Two days ago I went to my first real wine tasting event. I was so excited yet nervous about being surrounding by snobby middle-age high-brows. What's all the excitement about? Well, I'm not a wine afficionado and have little interest in the subject. But for the past couple of weeks I was stuck in the house, mostly confided to my office. When I would get out, it would be to get the mail or do grocery shopping or go to the blasted mall. In short, it was a typical case of cabin fever.
Now, Chris on the other hand has gotten into wine tasting. It started with a book that I got him for Christmas, "Windows on the World Complete Wine Course". Next thing I knew, my husband was leafing through the issues of Food & Wine while sipping espressos at Barnes&Noble and spending money on esoteric accessories such as a professional bottle opener and a decanter.

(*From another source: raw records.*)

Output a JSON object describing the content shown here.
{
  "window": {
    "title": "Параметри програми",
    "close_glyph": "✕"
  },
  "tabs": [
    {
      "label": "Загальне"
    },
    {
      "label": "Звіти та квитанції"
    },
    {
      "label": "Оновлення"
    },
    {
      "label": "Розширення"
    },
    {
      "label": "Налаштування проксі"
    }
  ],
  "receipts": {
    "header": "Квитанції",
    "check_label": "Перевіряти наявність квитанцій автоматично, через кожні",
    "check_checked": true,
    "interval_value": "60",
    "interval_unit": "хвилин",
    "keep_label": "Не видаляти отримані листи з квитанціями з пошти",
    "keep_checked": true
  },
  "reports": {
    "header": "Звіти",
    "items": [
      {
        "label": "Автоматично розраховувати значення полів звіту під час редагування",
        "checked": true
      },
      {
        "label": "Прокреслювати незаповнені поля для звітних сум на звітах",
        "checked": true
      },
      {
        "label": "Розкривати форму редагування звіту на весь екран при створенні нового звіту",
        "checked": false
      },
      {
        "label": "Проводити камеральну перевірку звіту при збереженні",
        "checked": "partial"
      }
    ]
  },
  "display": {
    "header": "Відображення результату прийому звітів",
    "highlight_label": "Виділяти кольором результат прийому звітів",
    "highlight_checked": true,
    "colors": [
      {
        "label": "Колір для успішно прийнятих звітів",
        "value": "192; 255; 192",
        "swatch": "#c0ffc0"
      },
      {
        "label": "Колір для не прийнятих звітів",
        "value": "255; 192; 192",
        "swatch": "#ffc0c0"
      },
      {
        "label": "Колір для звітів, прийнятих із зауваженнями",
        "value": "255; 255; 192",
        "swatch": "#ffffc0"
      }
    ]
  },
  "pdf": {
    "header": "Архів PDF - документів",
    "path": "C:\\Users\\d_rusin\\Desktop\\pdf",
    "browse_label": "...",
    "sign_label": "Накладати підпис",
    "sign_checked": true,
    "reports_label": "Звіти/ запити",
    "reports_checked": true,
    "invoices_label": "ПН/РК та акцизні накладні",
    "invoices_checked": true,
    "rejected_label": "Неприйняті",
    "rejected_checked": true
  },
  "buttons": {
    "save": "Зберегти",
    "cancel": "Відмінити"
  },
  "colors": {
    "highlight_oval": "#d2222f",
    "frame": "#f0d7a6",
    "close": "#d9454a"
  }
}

While working in Deland, Chris found out about the Elusive Grape wine store. He used to spend his lunch breaks there, talking to the owner, Bill, or sitting in one of the overstuffed chair in the back of the store with an old issue of a Wine Spectator. Most of the time he would emerge from the store carrying a brown paper bag with a bottle or two. Chris even signed up for a 5-week Wine Appreciation course at a local community college. And so our spare closet was converted into a wine-cellar, our Wednesday nights at B&N were moved to Thursdays, and our wine glasses were filled with Merlots, Shirazes, and Cabernets on most evenings.
And that's how we ended up at the Elusive Grape's wine event a couple of days ago. We paid $10 each, got our glasses and duly entered our names in a raffle. Inside, a 100 or so people, all middle-aged and all with glasses in hand, were standing in the ailes between the wine racks, crowding around the counter, occupying every nook and crany of the lounge, and even spilling over to the sidewalk and into the back alley. Deland is a small town and most of the guests knew not only each other, but each other's friends, bosses, and most family members several generations back. We were clearly the outsiders. Feeling slightly (read: very) uncomfortable in this convivial atmosphere, I was pretending to study the labels while tasting some red wine. As I said, I can't tell the difference between a Merlot and a Cabernet, nor can I taste smoky flavor, ripe cherries, leather or any other tastes that supposedly are present in wine (I guess part of the problem is that I never bothered to spend time munching on BBQ chips or licking leather belts). My wine descriptives are generally limited to "dry, spicy, sweet, fruity, watery, and bitter". If it's not too dry or bitter, it's a good wine as far as I'm concerned. (here's a good article).
Nevertheless, things started looking up as I discovered the Chocolate Amore, a dessert Merlot with a distinct flavor and taste of all the warmth and spicyness of a raising-and-hazelnut dark chocolate bar. Now, that was a find worth the money! Perfectly content, I retired to the lounge with my perfect wine while Chris was breaking "one bottle at a time" rule and buying half the store's inventory. I forgave him for his acquisition included a bottle of my new chocolate obsession.
Soon enough we started some perfectly delightful and non-commital conversation with some perfectly middle-aged people. Hours later we emerged from the store into the perfect summery breeze and quietness, walked along the perfectly quaint streets of Downtown Deland back to our perfect little economy-size answer to the rising gas prices, and drove 30 perfectly safe miles back to our perfectly simple and inviting house.